Victor is much more aware of what he is doing and, though he does questionable things primarily for his own motives, that is not the definition of all of his actions. He has far more restraint and humanity left in him—more of a conscience than Eli has. There are certain actions each do individually that it would be hard imagining the other doing. Victor is certainly more aware of the consequences of his actions, and though that might not prevent him from ever doing evil, he has limits and never has any misconception about his purpose in life.

Schwab also fills this book with an all-star set of secondary characters. Sydney is a downright lovely character, and by far the most purely endearing and innocent of the bunch.
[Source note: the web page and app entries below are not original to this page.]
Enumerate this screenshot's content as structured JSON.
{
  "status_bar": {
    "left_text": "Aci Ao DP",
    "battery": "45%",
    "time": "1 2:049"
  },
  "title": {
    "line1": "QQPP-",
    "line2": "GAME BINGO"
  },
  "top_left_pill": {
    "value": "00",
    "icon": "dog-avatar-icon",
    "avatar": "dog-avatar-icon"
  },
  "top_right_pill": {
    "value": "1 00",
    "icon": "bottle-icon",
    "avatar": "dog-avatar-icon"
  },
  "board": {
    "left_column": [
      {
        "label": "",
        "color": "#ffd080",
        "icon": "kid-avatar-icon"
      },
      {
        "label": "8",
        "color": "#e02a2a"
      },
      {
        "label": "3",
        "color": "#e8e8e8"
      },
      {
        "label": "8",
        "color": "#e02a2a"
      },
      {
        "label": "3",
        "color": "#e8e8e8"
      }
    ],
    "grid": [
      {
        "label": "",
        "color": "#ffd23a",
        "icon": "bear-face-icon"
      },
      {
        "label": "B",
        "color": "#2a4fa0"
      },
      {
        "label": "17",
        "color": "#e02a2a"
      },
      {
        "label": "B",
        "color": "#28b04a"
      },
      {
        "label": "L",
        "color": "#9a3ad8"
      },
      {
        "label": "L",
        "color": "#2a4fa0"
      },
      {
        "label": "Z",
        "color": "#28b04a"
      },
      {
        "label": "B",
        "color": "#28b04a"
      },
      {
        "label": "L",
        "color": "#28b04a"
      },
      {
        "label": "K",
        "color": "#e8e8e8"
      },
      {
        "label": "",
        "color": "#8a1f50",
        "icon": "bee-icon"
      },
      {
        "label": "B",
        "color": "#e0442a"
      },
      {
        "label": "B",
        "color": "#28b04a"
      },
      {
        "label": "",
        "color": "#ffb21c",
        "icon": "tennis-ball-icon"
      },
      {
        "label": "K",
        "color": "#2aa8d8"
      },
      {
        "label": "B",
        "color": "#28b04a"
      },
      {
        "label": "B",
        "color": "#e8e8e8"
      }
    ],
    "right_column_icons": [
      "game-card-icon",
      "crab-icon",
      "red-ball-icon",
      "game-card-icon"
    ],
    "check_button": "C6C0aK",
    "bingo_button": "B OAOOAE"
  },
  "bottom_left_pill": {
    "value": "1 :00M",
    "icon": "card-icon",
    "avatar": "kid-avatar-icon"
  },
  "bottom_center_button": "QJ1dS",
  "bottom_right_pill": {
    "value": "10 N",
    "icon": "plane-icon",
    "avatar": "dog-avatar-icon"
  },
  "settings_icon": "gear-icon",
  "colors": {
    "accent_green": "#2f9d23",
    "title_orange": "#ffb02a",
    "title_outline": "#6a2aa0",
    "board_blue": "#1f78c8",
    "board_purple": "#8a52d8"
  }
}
On top of this, the role that she played in the story was fascinating, and her powers were an element that served to create a lot of mystery and suspense throughout. Another character that added to the huge amount of suspense in the plot was Mitch. Mitch is one of the only other truly lovable characters in the novel, and the juxtaposition of his natural talents against the others’ powers was a highlight for me.

Serena falls more toward the Eli side of the scale of villains. She is quite dislikable from the very start, and while she remains that way throughout the novel, you begin to understand her actions as more information about her is revealed. As with Eli, it is impossible to condone what she does, but you do begin to get an understanding of how aspects of her life—such as her powers—would cause her to act in the way that she does. All in all, though these three are all supporting characters, they are no less vivid or complex than the protagonists, and their plotlines are fully conceived.

Victoria Schwab has produced an absolute masterpiece with this novel. Her three-dimensional characters and unique plotlines work together to create a truly engrossing and addictive read that will stay with you long after you’ve finished it. Whether or not you are a superhero/supervillain fan like myself, this book holds something for everyone to enjoy. If you have not read this yet, I very highly recommend giving it a go. I’m not sure what to expect from the sequel, but I’m definitely looking forward to seeing what happens next; I cannot wait to be back in this world with these characters. Vicious, without a doubt, now holds a place on my list of all-time favorite novels.

5.0 TARDISes